• [Goal of the exercise] Below are records to repeat exactly; copy them without the pictures.

(Page and application data records)
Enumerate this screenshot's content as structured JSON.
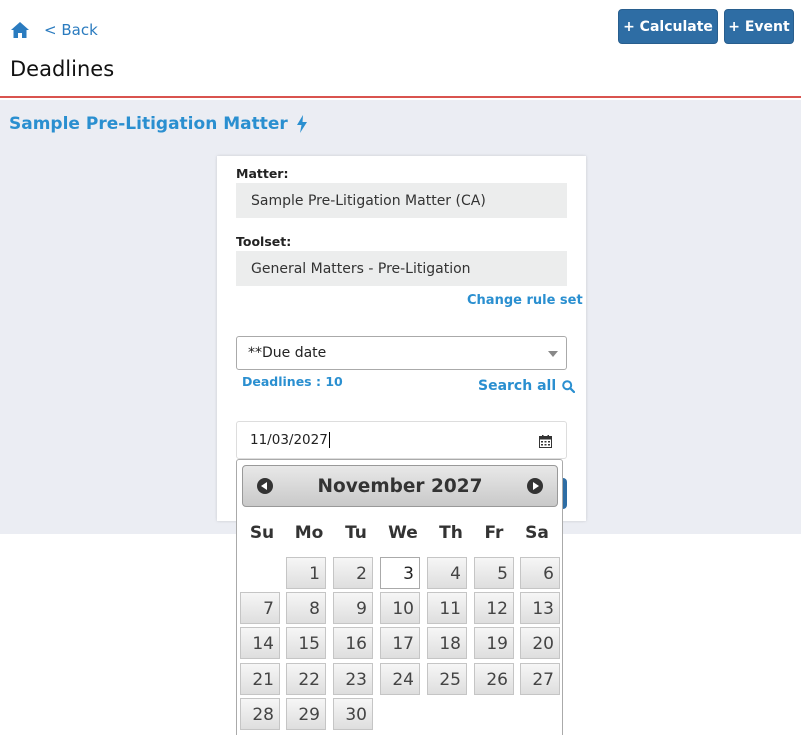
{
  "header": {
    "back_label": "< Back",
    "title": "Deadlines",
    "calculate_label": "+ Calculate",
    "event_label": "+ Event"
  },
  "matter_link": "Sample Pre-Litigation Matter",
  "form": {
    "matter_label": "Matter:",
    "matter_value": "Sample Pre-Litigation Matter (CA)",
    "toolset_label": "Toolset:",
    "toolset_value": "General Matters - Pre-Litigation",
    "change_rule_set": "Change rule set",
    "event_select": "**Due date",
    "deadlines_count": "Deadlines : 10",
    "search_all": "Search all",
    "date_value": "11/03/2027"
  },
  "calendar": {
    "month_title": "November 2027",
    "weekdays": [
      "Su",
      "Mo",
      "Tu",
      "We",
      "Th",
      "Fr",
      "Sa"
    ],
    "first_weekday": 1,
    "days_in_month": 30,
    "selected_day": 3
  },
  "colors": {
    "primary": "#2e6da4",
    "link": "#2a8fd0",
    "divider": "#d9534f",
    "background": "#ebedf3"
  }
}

• [Answer to this exercise]
Enumerate this screenshot's content as structured JSON.
{
  "header": {
    "back_label": "< Back",
    "title": "Deadlines",
    "calculate_label": "+ Calculate",
    "event_label": "+ Event"
  },
  "matter_link": "Sample Pre-Litigation Matter",
  "form": {
    "matter_label": "Matter:",
    "matter_value": "Sample Pre-Litigation Matter (CA)",
    "toolset_label": "Toolset:",
    "toolset_value": "General Matters - Pre-Litigation",
    "change_rule_set": "Change rule set",
    "event_select": "**Due date",
    "deadlines_count": "Deadlines : 10",
    "search_all": "Search all",
    "date_value": "11/03/2027"
  },
  "calendar": {
    "month_title": "November 2027",
    "weekdays": [
      "Su",
      "Mo",
      "Tu",
      "We",
      "Th",
      "Fr",
      "Sa"
    ],
    "first_weekday": 1,
    "days_in_month": 30,
    "selected_day": 3
  },
  "colors": {
    "primary": "#2e6da4",
    "link": "#2a8fd0",
    "divider": "#d9534f",
    "background": "#ebedf3"
  }
}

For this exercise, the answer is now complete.